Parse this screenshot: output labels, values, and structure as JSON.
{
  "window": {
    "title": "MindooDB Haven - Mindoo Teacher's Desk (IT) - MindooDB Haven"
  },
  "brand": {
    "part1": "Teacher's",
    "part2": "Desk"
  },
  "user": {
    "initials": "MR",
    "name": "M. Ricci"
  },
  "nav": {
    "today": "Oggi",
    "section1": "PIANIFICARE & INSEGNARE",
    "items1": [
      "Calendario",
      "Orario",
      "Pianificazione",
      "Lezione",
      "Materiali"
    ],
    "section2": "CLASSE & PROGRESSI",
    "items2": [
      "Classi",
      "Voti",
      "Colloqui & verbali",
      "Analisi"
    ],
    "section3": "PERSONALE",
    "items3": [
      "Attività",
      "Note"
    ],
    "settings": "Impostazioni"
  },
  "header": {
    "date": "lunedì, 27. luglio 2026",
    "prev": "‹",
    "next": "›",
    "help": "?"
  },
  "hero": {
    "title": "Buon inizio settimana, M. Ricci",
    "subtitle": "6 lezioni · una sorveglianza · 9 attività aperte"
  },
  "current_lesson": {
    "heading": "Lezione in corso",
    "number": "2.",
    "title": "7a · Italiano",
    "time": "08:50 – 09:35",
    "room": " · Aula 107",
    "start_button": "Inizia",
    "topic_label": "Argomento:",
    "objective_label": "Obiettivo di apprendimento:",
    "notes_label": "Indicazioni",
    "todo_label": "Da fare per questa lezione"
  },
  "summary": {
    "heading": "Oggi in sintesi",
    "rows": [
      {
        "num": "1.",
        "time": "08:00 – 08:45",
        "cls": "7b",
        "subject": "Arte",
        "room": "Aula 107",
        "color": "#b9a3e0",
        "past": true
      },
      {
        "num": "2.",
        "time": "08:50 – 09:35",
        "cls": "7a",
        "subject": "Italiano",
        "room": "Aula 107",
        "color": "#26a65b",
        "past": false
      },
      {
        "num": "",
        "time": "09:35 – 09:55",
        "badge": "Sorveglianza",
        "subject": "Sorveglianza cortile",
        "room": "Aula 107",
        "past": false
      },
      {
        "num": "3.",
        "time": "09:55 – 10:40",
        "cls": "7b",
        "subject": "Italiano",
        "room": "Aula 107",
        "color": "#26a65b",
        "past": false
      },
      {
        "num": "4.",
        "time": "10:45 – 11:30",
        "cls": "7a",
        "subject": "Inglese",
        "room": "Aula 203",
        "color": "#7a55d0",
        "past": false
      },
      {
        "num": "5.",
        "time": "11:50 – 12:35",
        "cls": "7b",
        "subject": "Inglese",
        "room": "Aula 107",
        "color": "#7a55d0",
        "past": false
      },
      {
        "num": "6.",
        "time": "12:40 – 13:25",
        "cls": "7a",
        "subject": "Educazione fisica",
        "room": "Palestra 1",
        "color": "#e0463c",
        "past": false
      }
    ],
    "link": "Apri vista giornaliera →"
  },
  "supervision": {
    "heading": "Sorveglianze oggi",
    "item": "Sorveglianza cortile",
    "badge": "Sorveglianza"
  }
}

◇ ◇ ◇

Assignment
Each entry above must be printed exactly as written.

Your solution
Parse this screenshot: output labels, values, and structure as JSON.
{
  "window": {
    "title": "MindooDB Haven - Mindoo Teacher's Desk (IT) - MindooDB Haven"
  },
  "brand": {
    "part1": "Teacher's",
    "part2": "Desk"
  },
  "user": {
    "initials": "MR",
    "name": "M. Ricci"
  },
  "nav": {
    "today": "Oggi",
    "section1": "PIANIFICARE & INSEGNARE",
    "items1": [
      "Calendario",
      "Orario",
      "Pianificazione",
      "Lezione",
      "Materiali"
    ],
    "section2": "CLASSE & PROGRESSI",
    "items2": [
      "Classi",
      "Voti",
      "Colloqui & verbali",
      "Analisi"
    ],
    "section3": "PERSONALE",
    "items3": [
      "Attività",
      "Note"
    ],
    "settings": "Impostazioni"
  },
  "header": {
    "date": "lunedì, 27. luglio 2026",
    "prev": "‹",
    "next": "›",
    "help": "?"
  },
  "hero": {
    "title": "Buon inizio settimana, M. Ricci",
    "subtitle": "6 lezioni · una sorveglianza · 9 attività aperte"
  },
  "current_lesson": {
    "heading": "Lezione in corso",
    "number": "2.",
    "title": "7a · Italiano",
    "time": "08:50 – 09:35",
    "room": " · Aula 107",
    "start_button": "Inizia",
    "topic_label": "Argomento:",
    "objective_label": "Obiettivo di apprendimento:",
    "notes_label": "Indicazioni",
    "todo_label": "Da fare per questa lezione"
  },
  "summary": {
    "heading": "Oggi in sintesi",
    "rows": [
      {
        "num": "1.",
        "time": "08:00 – 08:45",
        "cls": "7b",
        "subject": "Arte",
        "room": "Aula 107",
        "color": "#b9a3e0",
        "past": true
      },
      {
        "num": "2.",
        "time": "08:50 – 09:35",
        "cls": "7a",
        "subject": "Italiano",
        "room": "Aula 107",
        "color": "#26a65b",
        "past": false
      },
      {
        "num": "",
        "time": "09:35 – 09:55",
        "badge": "Sorveglianza",
        "subject": "Sorveglianza cortile",
        "room": "Aula 107",
        "past": false
      },
      {
        "num": "3.",
        "time": "09:55 – 10:40",
        "cls": "7b",
        "subject": "Italiano",
        "room": "Aula 107",
        "color": "#26a65b",
        "past": false
      },
      {
        "num": "4.",
        "time": "10:45 – 11:30",
        "cls": "7a",
        "subject": "Inglese",
        "room": "Aula 203",
        "color": "#7a55d0",
        "past": false
      },
      {
        "num": "5.",
        "time": "11:50 – 12:35",
        "cls": "7b",
        "subject": "Inglese",
        "room": "Aula 107",
        "color": "#7a55d0",
        "past": false
      },
      {
        "num": "6.",
        "time": "12:40 – 13:25",
        "cls": "7a",
        "subject": "Educazione fisica",
        "room": "Palestra 1",
        "color": "#e0463c",
        "past": false
      }
    ],
    "link": "Apri vista giornaliera →"
  },
  "supervision": {
    "heading": "Sorveglianze oggi",
    "item": "Sorveglianza cortile",
    "badge": "Sorveglianza"
  }
}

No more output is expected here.